SOURCE DATA:
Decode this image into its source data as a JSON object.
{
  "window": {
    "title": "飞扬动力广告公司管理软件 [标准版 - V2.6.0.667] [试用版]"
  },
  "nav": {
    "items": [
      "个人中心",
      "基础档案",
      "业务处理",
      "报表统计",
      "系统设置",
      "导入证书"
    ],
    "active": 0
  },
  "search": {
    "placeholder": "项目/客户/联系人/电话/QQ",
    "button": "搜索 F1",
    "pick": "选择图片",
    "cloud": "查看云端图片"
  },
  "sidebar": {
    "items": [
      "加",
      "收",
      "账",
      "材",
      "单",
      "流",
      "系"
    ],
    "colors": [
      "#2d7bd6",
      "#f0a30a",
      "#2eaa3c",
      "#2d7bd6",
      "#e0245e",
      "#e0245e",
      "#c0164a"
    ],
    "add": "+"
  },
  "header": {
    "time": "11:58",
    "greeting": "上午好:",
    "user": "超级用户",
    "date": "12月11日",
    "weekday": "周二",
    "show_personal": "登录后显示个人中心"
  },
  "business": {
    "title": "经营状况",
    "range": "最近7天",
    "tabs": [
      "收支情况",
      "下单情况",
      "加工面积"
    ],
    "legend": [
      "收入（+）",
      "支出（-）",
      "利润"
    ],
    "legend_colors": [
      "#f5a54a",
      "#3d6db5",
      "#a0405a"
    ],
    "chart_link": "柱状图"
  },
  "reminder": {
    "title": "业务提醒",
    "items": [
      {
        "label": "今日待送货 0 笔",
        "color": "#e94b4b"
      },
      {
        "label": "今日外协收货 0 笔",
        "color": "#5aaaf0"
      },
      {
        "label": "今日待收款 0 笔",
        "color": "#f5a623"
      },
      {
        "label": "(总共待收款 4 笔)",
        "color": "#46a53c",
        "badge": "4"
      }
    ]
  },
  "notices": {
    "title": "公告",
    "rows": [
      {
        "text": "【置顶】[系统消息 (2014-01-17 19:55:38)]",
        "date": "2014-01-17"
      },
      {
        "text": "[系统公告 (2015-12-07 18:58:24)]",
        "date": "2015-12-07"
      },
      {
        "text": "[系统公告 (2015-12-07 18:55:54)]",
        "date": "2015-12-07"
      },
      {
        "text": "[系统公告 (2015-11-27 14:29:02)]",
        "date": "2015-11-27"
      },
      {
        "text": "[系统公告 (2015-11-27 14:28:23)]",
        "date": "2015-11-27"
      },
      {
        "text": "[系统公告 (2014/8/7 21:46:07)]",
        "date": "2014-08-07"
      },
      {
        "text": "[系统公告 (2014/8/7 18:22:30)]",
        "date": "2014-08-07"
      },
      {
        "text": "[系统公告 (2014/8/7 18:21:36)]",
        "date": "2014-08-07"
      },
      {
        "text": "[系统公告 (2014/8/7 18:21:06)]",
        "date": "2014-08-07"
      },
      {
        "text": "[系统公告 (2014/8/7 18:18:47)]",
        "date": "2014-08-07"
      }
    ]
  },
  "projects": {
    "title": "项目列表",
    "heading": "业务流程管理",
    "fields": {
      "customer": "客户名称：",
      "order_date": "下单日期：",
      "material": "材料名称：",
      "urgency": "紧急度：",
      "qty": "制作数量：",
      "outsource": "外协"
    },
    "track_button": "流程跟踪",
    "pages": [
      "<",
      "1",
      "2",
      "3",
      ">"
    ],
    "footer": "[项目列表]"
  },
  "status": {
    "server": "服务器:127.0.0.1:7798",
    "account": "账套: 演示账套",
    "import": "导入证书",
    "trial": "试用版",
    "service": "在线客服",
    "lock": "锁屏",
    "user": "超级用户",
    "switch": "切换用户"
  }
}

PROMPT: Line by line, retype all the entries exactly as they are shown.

PROBLEM SOLUTION:
Decode this image into its source data as a JSON object.
{
  "window": {
    "title": "飞扬动力广告公司管理软件 [标准版 - V2.6.0.667] [试用版]"
  },
  "nav": {
    "items": [
      "个人中心",
      "基础档案",
      "业务处理",
      "报表统计",
      "系统设置",
      "导入证书"
    ],
    "active": 0
  },
  "search": {
    "placeholder": "项目/客户/联系人/电话/QQ",
    "button": "搜索 F1",
    "pick": "选择图片",
    "cloud": "查看云端图片"
  },
  "sidebar": {
    "items": [
      "加",
      "收",
      "账",
      "材",
      "单",
      "流",
      "系"
    ],
    "colors": [
      "#2d7bd6",
      "#f0a30a",
      "#2eaa3c",
      "#2d7bd6",
      "#e0245e",
      "#e0245e",
      "#c0164a"
    ],
    "add": "+"
  },
  "header": {
    "time": "11:58",
    "greeting": "上午好:",
    "user": "超级用户",
    "date": "12月11日",
    "weekday": "周二",
    "show_personal": "登录后显示个人中心"
  },
  "business": {
    "title": "经营状况",
    "range": "最近7天",
    "tabs": [
      "收支情况",
      "下单情况",
      "加工面积"
    ],
    "legend": [
      "收入（+）",
      "支出（-）",
      "利润"
    ],
    "legend_colors": [
      "#f5a54a",
      "#3d6db5",
      "#a0405a"
    ],
    "chart_link": "柱状图"
  },
  "reminder": {
    "title": "业务提醒",
    "items": [
      {
        "label": "今日待送货 0 笔",
        "color": "#e94b4b"
      },
      {
        "label": "今日外协收货 0 笔",
        "color": "#5aaaf0"
      },
      {
        "label": "今日待收款 0 笔",
        "color": "#f5a623"
      },
      {
        "label": "(总共待收款 4 笔)",
        "color": "#46a53c",
        "badge": "4"
      }
    ]
  },
  "notices": {
    "title": "公告",
    "rows": [
      {
        "text": "【置顶】[系统消息 (2014-01-17 19:55:38)]",
        "date": "2014-01-17"
      },
      {
        "text": "[系统公告 (2015-12-07 18:58:24)]",
        "date": "2015-12-07"
      },
      {
        "text": "[系统公告 (2015-12-07 18:55:54)]",
        "date": "2015-12-07"
      },
      {
        "text": "[系统公告 (2015-11-27 14:29:02)]",
        "date": "2015-11-27"
      },
      {
        "text": "[系统公告 (2015-11-27 14:28:23)]",
        "date": "2015-11-27"
      },
      {
        "text": "[系统公告 (2014/8/7 21:46:07)]",
        "date": "2014-08-07"
      },
      {
        "text": "[系统公告 (2014/8/7 18:22:30)]",
        "date": "2014-08-07"
      },
      {
        "text": "[系统公告 (2014/8/7 18:21:36)]",
        "date": "2014-08-07"
      },
      {
        "text": "[系统公告 (2014/8/7 18:21:06)]",
        "date": "2014-08-07"
      },
      {
        "text": "[系统公告 (2014/8/7 18:18:47)]",
        "date": "2014-08-07"
      }
    ]
  },
  "projects": {
    "title": "项目列表",
    "heading": "业务流程管理",
    "fields": {
      "customer": "客户名称：",
      "order_date": "下单日期：",
      "material": "材料名称：",
      "urgency": "紧急度：",
      "qty": "制作数量：",
      "outsource": "外协"
    },
    "track_button": "流程跟踪",
    "pages": [
      "<",
      "1",
      "2",
      "3",
      ">"
    ],
    "footer": "[项目列表]"
  },
  "status": {
    "server": "服务器:127.0.0.1:7798",
    "account": "账套: 演示账套",
    "import": "导入证书",
    "trial": "试用版",
    "service": "在线客服",
    "lock": "锁屏",
    "user": "超级用户",
    "switch": "切换用户"
  }
}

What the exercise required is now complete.